Task directions: Omit the images. Reproduce each line of the records exactly as it appears.

Information:
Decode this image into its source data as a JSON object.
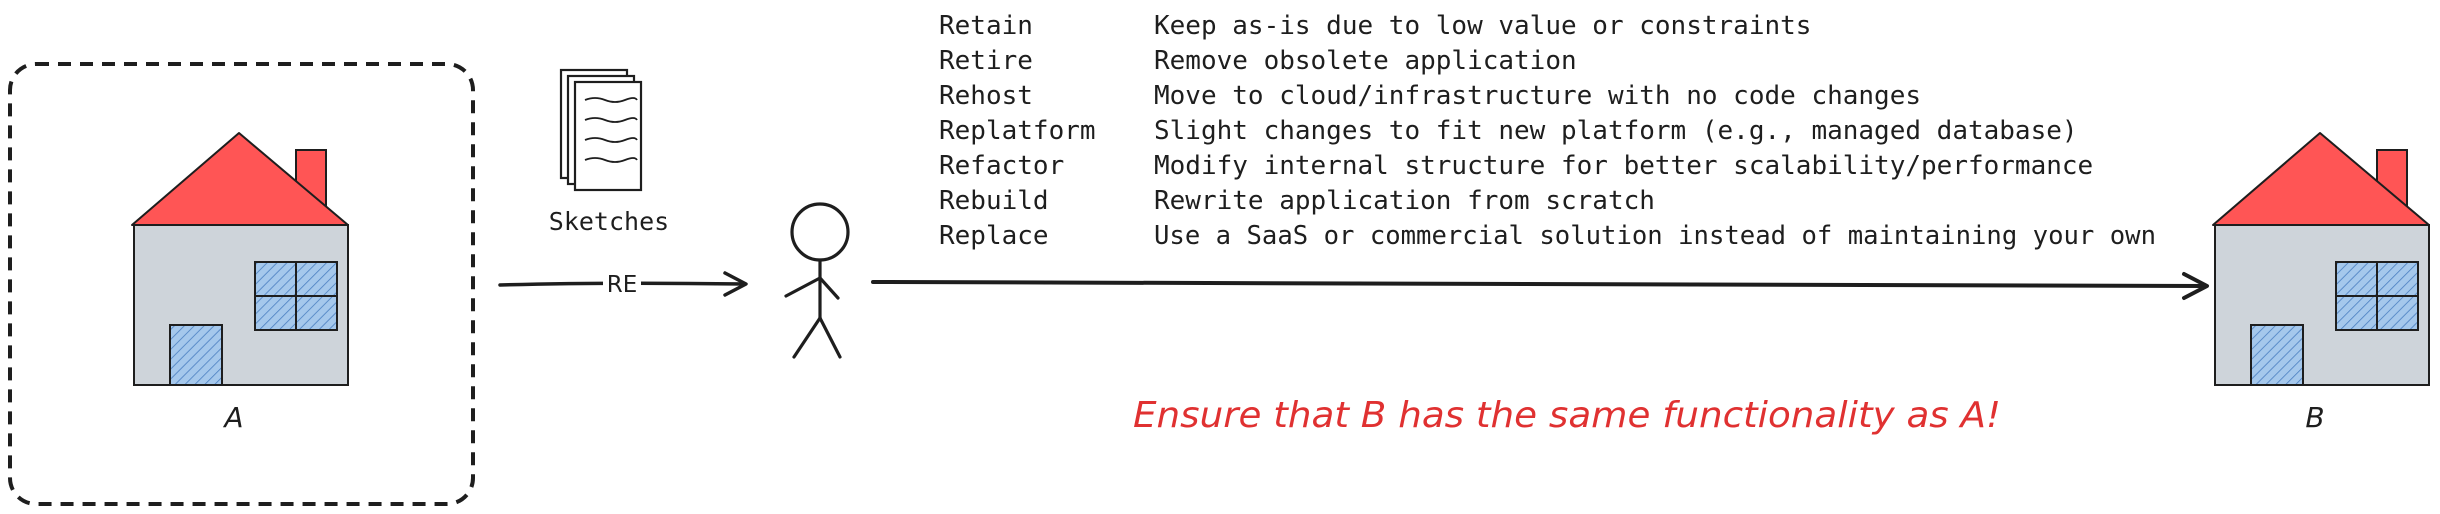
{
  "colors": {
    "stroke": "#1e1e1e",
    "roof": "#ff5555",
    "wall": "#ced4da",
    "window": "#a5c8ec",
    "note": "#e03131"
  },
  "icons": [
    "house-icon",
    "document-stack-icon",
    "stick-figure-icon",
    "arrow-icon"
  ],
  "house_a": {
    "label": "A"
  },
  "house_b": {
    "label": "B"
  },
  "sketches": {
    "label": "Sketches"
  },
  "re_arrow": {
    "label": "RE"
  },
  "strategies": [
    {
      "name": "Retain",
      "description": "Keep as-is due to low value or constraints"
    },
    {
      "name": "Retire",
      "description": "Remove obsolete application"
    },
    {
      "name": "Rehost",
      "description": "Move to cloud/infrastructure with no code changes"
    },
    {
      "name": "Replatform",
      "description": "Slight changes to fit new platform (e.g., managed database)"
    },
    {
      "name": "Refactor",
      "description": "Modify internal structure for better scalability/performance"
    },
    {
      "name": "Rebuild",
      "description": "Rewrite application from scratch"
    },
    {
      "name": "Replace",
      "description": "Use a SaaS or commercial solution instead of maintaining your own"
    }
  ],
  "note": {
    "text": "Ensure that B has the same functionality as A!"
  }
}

Solution for this exercise:
Decode this image into its source data as a JSON object.
{
  "colors": {
    "stroke": "#1e1e1e",
    "roof": "#ff5555",
    "wall": "#ced4da",
    "window": "#a5c8ec",
    "note": "#e03131"
  },
  "icons": [
    "house-icon",
    "document-stack-icon",
    "stick-figure-icon",
    "arrow-icon"
  ],
  "house_a": {
    "label": "A"
  },
  "house_b": {
    "label": "B"
  },
  "sketches": {
    "label": "Sketches"
  },
  "re_arrow": {
    "label": "RE"
  },
  "strategies": [
    {
      "name": "Retain",
      "description": "Keep as-is due to low value or constraints"
    },
    {
      "name": "Retire",
      "description": "Remove obsolete application"
    },
    {
      "name": "Rehost",
      "description": "Move to cloud/infrastructure with no code changes"
    },
    {
      "name": "Replatform",
      "description": "Slight changes to fit new platform (e.g., managed database)"
    },
    {
      "name": "Refactor",
      "description": "Modify internal structure for better scalability/performance"
    },
    {
      "name": "Rebuild",
      "description": "Rewrite application from scratch"
    },
    {
      "name": "Replace",
      "description": "Use a SaaS or commercial solution instead of maintaining your own"
    }
  ],
  "note": {
    "text": "Ensure that B has the same functionality as A!"
  }
}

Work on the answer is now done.